* **Dataset rows for apps and sites**
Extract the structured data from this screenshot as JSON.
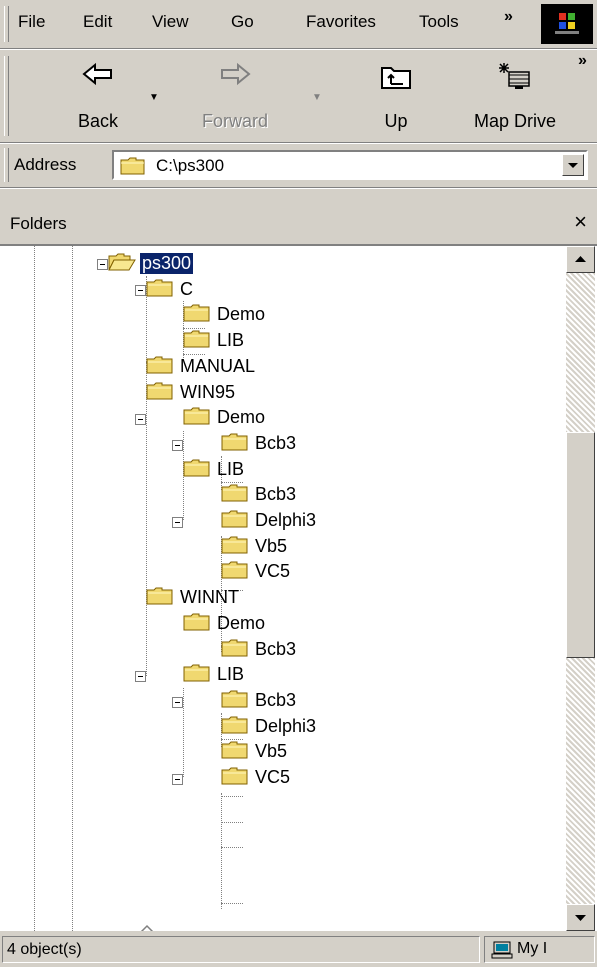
{
  "menu": {
    "items": [
      {
        "label": "File"
      },
      {
        "label": "Edit"
      },
      {
        "label": "View"
      },
      {
        "label": "Go"
      },
      {
        "label": "Favorites"
      },
      {
        "label": "Tools"
      }
    ],
    "overflow": "»"
  },
  "toolbar": {
    "back": "Back",
    "forward": "Forward",
    "up": "Up",
    "map_drive": "Map Drive",
    "overflow": "»"
  },
  "address": {
    "label": "Address",
    "value": "C:\\ps300"
  },
  "folders": {
    "title": "Folders",
    "close": "×",
    "tree": [
      {
        "label": "ps300",
        "selected": true
      },
      {
        "label": "C"
      },
      {
        "label": "Demo"
      },
      {
        "label": "LIB"
      },
      {
        "label": "MANUAL"
      },
      {
        "label": "WIN95"
      },
      {
        "label": "Demo"
      },
      {
        "label": "Bcb3"
      },
      {
        "label": "LIB"
      },
      {
        "label": "Bcb3"
      },
      {
        "label": "Delphi3"
      },
      {
        "label": "Vb5"
      },
      {
        "label": "VC5"
      },
      {
        "label": "WINNT"
      },
      {
        "label": "Demo"
      },
      {
        "label": "Bcb3"
      },
      {
        "label": "LIB"
      },
      {
        "label": "Bcb3"
      },
      {
        "label": "Delphi3"
      },
      {
        "label": "Vb5"
      },
      {
        "label": "VC5"
      }
    ]
  },
  "status": {
    "objects": "4 object(s)",
    "zone": "My I"
  },
  "colors": {
    "chrome": "#d4d0c8",
    "selection": "#0a246a",
    "folder": "#f0d870"
  }
}
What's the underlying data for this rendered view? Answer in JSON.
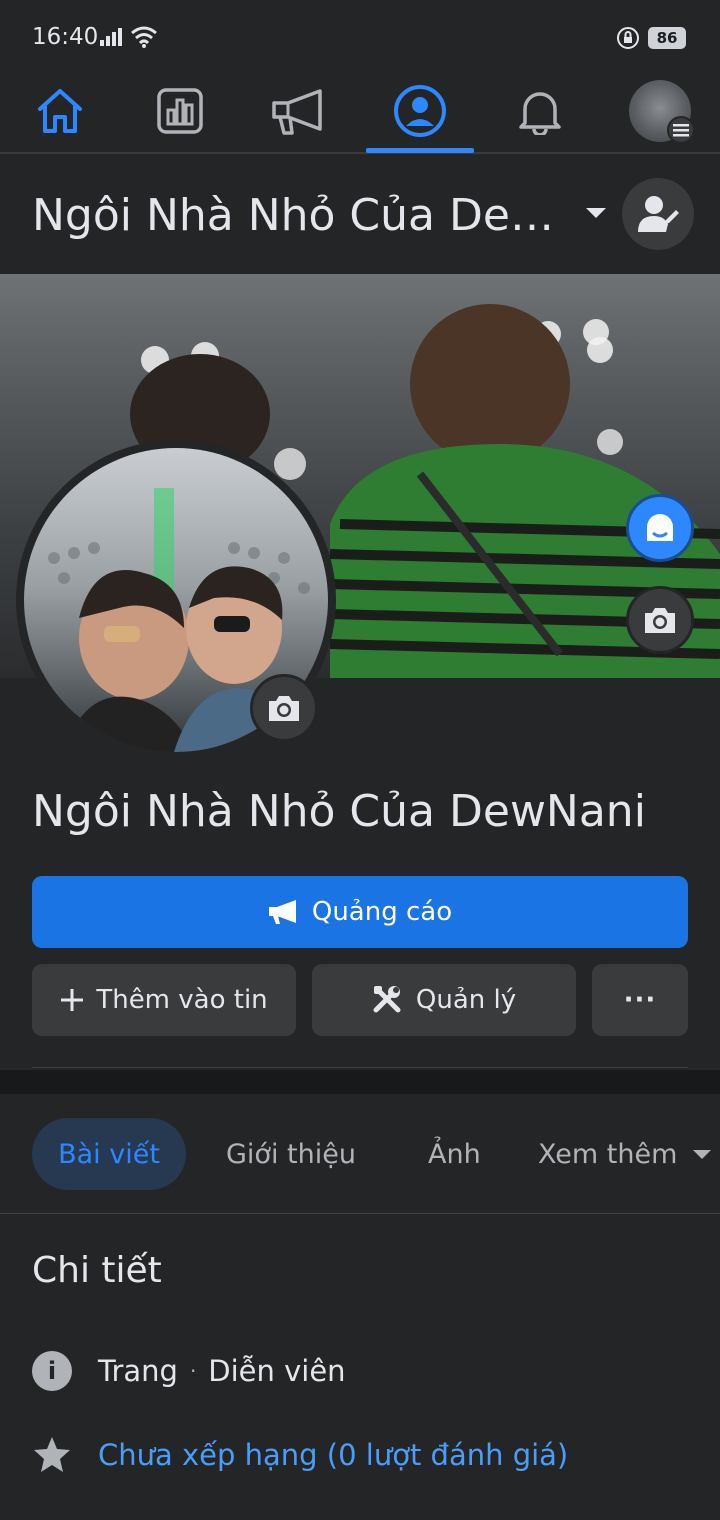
{
  "status_bar": {
    "time": "16:40",
    "battery": "86"
  },
  "nav": {
    "items": [
      {
        "name": "home-icon",
        "active": false
      },
      {
        "name": "insights-icon",
        "active": false
      },
      {
        "name": "ads-icon",
        "active": false
      },
      {
        "name": "page-profile-icon",
        "active": true
      },
      {
        "name": "notifications-icon",
        "active": false
      },
      {
        "name": "account-menu-avatar",
        "active": false
      }
    ],
    "accent": "#2d88ff"
  },
  "header": {
    "page_title": "Ngôi Nhà Nhỏ Của Dew..."
  },
  "profile": {
    "name": "Ngôi Nhà Nhỏ Của DewNani"
  },
  "actions": {
    "advertise_label": "Quảng cáo",
    "add_to_story_label": "Thêm vào tin",
    "manage_label": "Quản lý",
    "more_label": "···"
  },
  "tabs": [
    {
      "label": "Bài viết",
      "active": true
    },
    {
      "label": "Giới thiệu",
      "active": false
    },
    {
      "label": "Ảnh",
      "active": false
    },
    {
      "label": "Xem thêm",
      "active": false
    }
  ],
  "details": {
    "heading": "Chi tiết",
    "page_type": "Trang",
    "separator": "·",
    "category": "Diễn viên",
    "rating": "Chưa xếp hạng (0 lượt đánh giá)"
  },
  "colors": {
    "background": "#242526",
    "primary_button": "#1b74e4",
    "secondary_button": "#3a3b3c",
    "link": "#4a9df8"
  }
}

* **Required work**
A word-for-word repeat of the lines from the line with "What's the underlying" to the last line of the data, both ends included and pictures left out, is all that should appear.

* **Solution to the problem**
What's the underlying data for this rendered view? Answer in JSON.
{
  "status_bar": {
    "time": "16:40",
    "battery": "86"
  },
  "nav": {
    "items": [
      {
        "name": "home-icon",
        "active": false
      },
      {
        "name": "insights-icon",
        "active": false
      },
      {
        "name": "ads-icon",
        "active": false
      },
      {
        "name": "page-profile-icon",
        "active": true
      },
      {
        "name": "notifications-icon",
        "active": false
      },
      {
        "name": "account-menu-avatar",
        "active": false
      }
    ],
    "accent": "#2d88ff"
  },
  "header": {
    "page_title": "Ngôi Nhà Nhỏ Của Dew..."
  },
  "profile": {
    "name": "Ngôi Nhà Nhỏ Của DewNani"
  },
  "actions": {
    "advertise_label": "Quảng cáo",
    "add_to_story_label": "Thêm vào tin",
    "manage_label": "Quản lý",
    "more_label": "···"
  },
  "tabs": [
    {
      "label": "Bài viết",
      "active": true
    },
    {
      "label": "Giới thiệu",
      "active": false
    },
    {
      "label": "Ảnh",
      "active": false
    },
    {
      "label": "Xem thêm",
      "active": false
    }
  ],
  "details": {
    "heading": "Chi tiết",
    "page_type": "Trang",
    "separator": "·",
    "category": "Diễn viên",
    "rating": "Chưa xếp hạng (0 lượt đánh giá)"
  },
  "colors": {
    "background": "#242526",
    "primary_button": "#1b74e4",
    "secondary_button": "#3a3b3c",
    "link": "#4a9df8"
  }
}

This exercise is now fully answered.